A Chicago judge probably wishes he remembered he was being livestreamed. I’m Amy E. Feldman.
While criminal defense lawyer Jennifer Bonjean was making an argument at a video hearing before a judge last week, the judge turned to a court clerk and asked “can you imagine waking up next to her every day?” Remarks that were broadcast on the livestream. That’s a bad feeling. Ms Bonjean has now filed an ethics complaint.
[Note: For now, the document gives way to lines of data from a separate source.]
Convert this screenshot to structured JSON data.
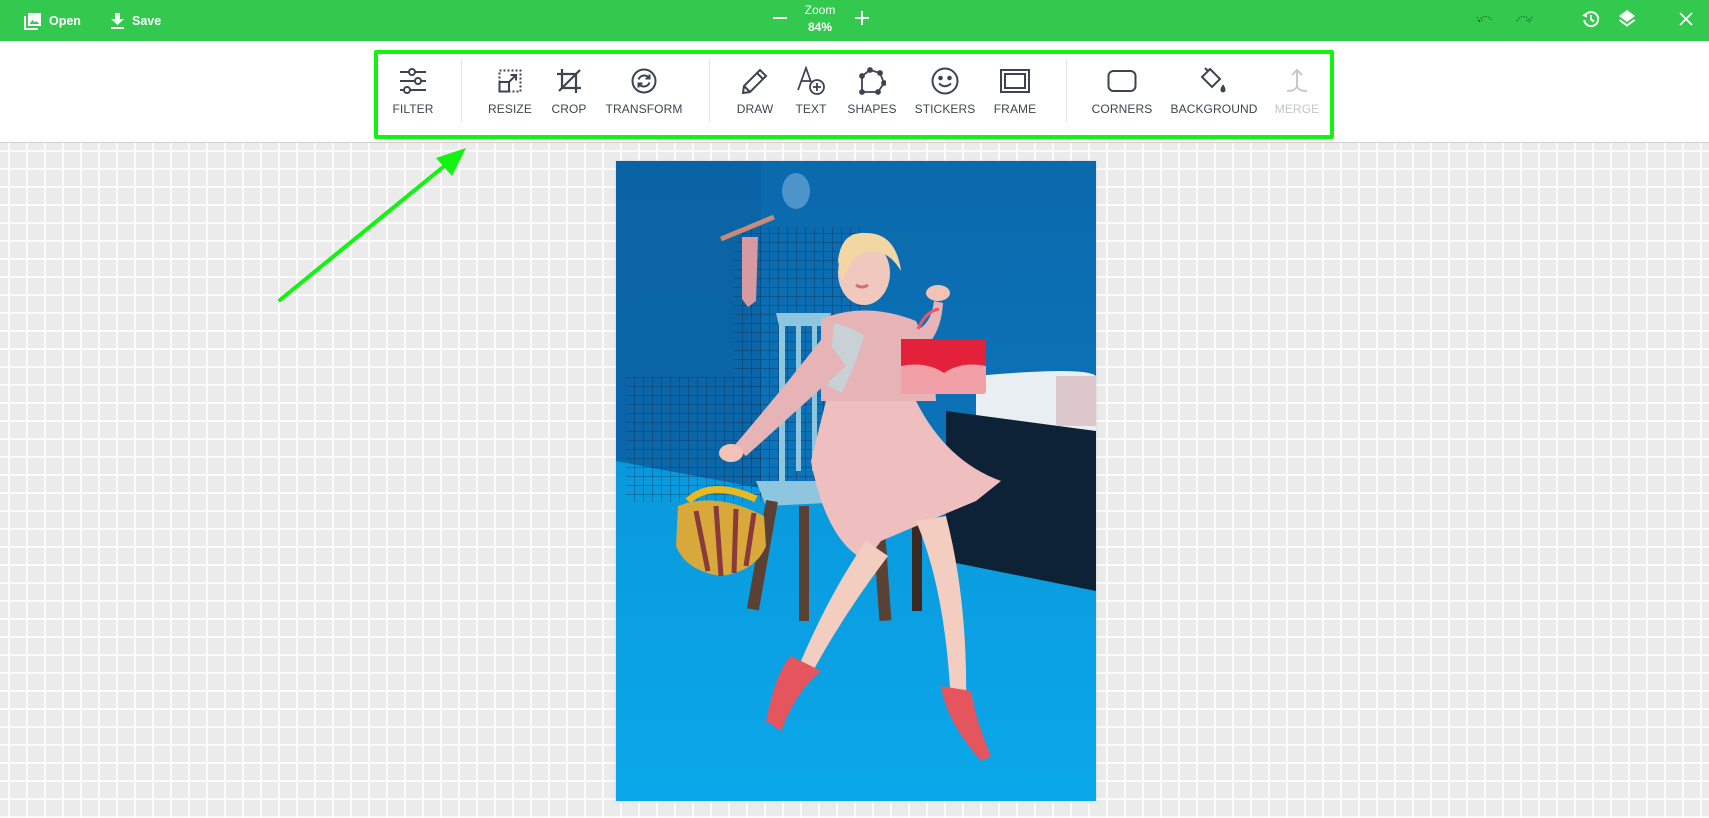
{
  "topbar": {
    "open_label": "Open",
    "save_label": "Save",
    "zoom_title": "Zoom",
    "zoom_value": "84%",
    "icons": {
      "open": "image-gallery-icon",
      "save": "download-icon",
      "zoom_out": "minus-icon",
      "zoom_in": "plus-icon",
      "undo": "undo-icon",
      "redo": "redo-icon",
      "history": "history-icon",
      "layers": "layers-icon",
      "close": "close-icon"
    },
    "undo_enabled": false,
    "redo_enabled": false,
    "background_color": "#33c94f"
  },
  "toolbar": {
    "highlight_color": "#12f312",
    "groups": [
      [
        {
          "id": "filter",
          "label": "FILTER",
          "icon": "sliders-icon",
          "enabled": true
        }
      ],
      [
        {
          "id": "resize",
          "label": "RESIZE",
          "icon": "resize-icon",
          "enabled": true
        },
        {
          "id": "crop",
          "label": "CROP",
          "icon": "crop-icon",
          "enabled": true
        },
        {
          "id": "transform",
          "label": "TRANSFORM",
          "icon": "rotate-icon",
          "enabled": true
        }
      ],
      [
        {
          "id": "draw",
          "label": "DRAW",
          "icon": "pencil-icon",
          "enabled": true
        },
        {
          "id": "text",
          "label": "TEXT",
          "icon": "add-text-icon",
          "enabled": true
        },
        {
          "id": "shapes",
          "label": "SHAPES",
          "icon": "polygon-icon",
          "enabled": true
        },
        {
          "id": "stickers",
          "label": "STICKERS",
          "icon": "smiley-icon",
          "enabled": true
        },
        {
          "id": "frame",
          "label": "FRAME",
          "icon": "frame-icon",
          "enabled": true
        }
      ],
      [
        {
          "id": "corners",
          "label": "CORNERS",
          "icon": "rounded-rect-icon",
          "enabled": true
        },
        {
          "id": "background",
          "label": "BACKGROUND",
          "icon": "paint-bucket-icon",
          "enabled": true
        },
        {
          "id": "merge",
          "label": "MERGE",
          "icon": "merge-icon",
          "enabled": false
        }
      ]
    ]
  },
  "canvas": {
    "image_description": "Fashion photo: blonde woman in pink blouse and skirt seated on light-blue chair in a blue studio, holding red handbag, yellow patchwork bag, red heels, white bathtub at right",
    "annotation_arrow_color": "#12f312"
  }
}
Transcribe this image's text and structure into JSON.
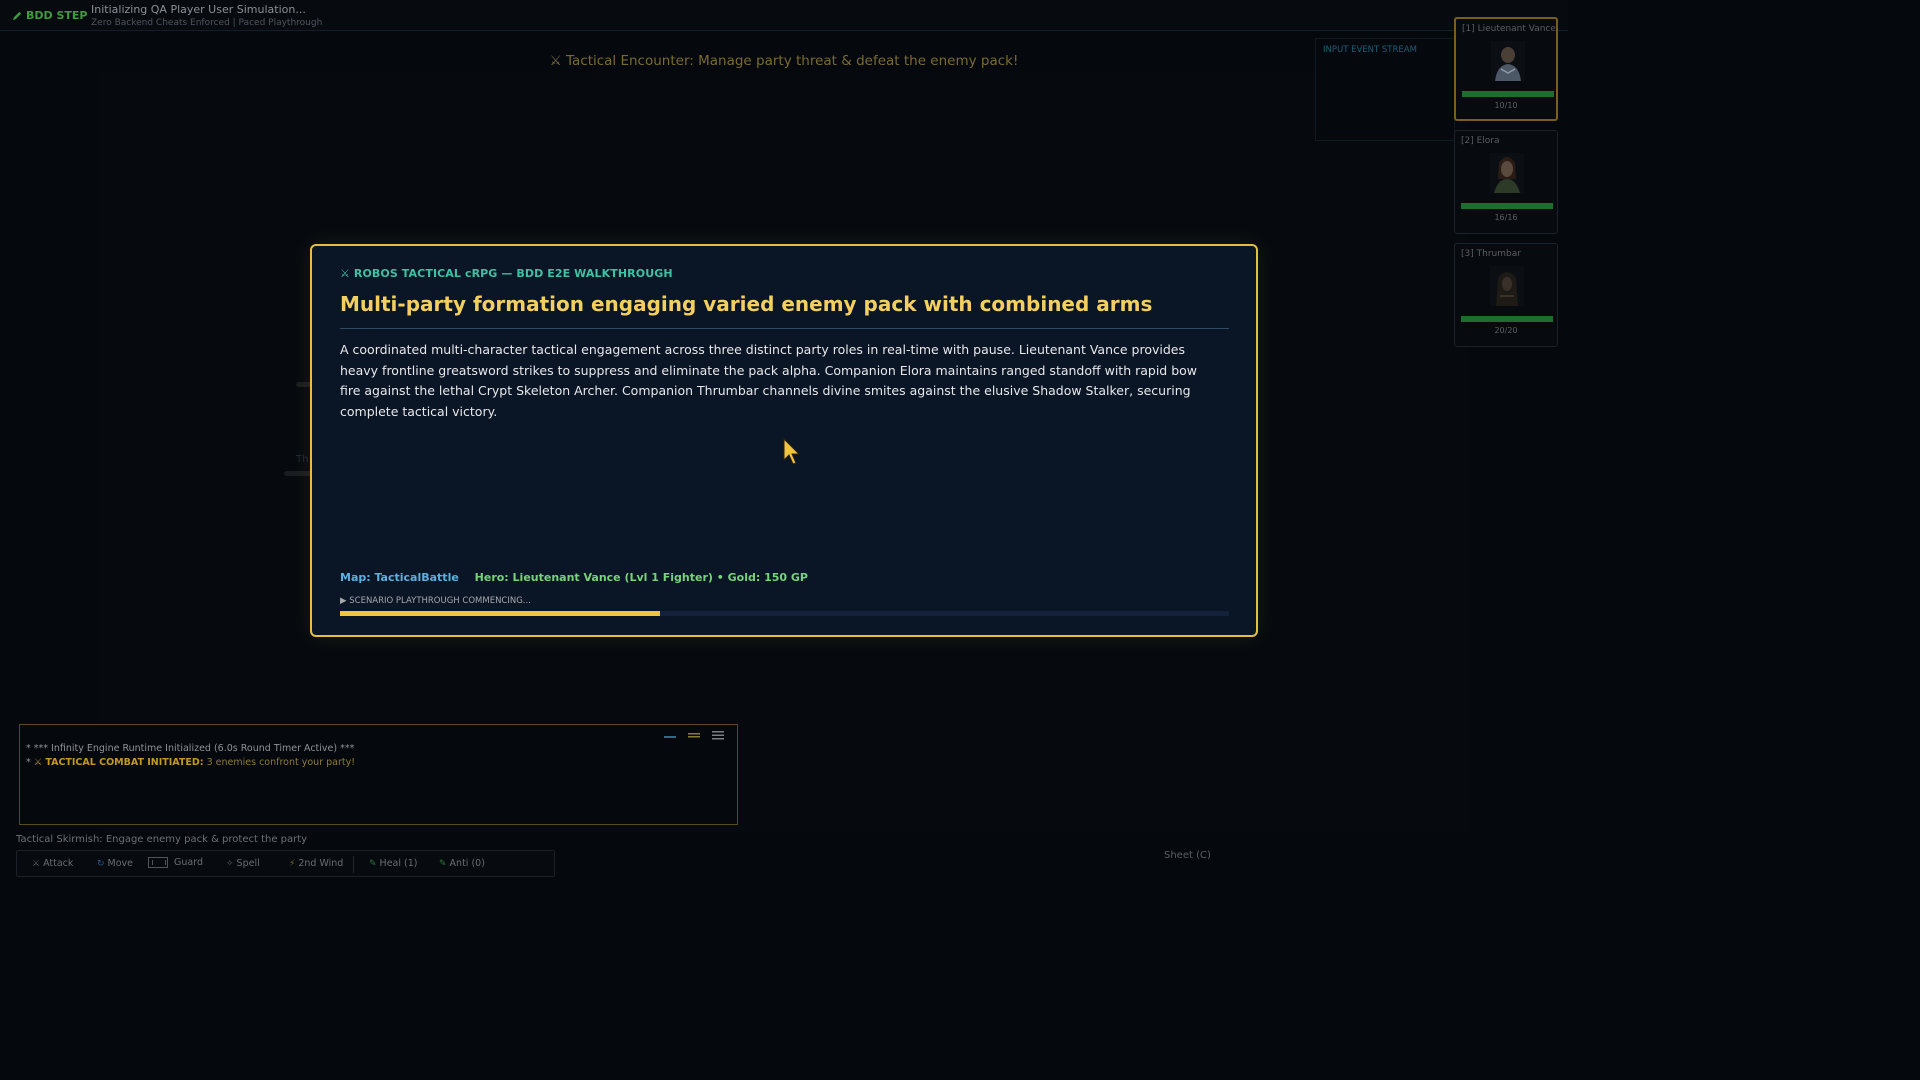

In the age of hot mics and zoom recordings, can you be sued for defamation for the nasty comments you never meant to be overheard? You can, but in order to win a case for defamation, a person has to prove you made a false statement of fact that damages her reputation, and those statements are rarely of fact; they’re your opinion. Nasty opinion, but opinion. That said, a judge has to maintain decorum and fairness, so it’s possible he could face sanctions. But really, you don’t need a lawyer to tell you that your mother is right—if you can’t say something nice about someone, make sure the mic is off.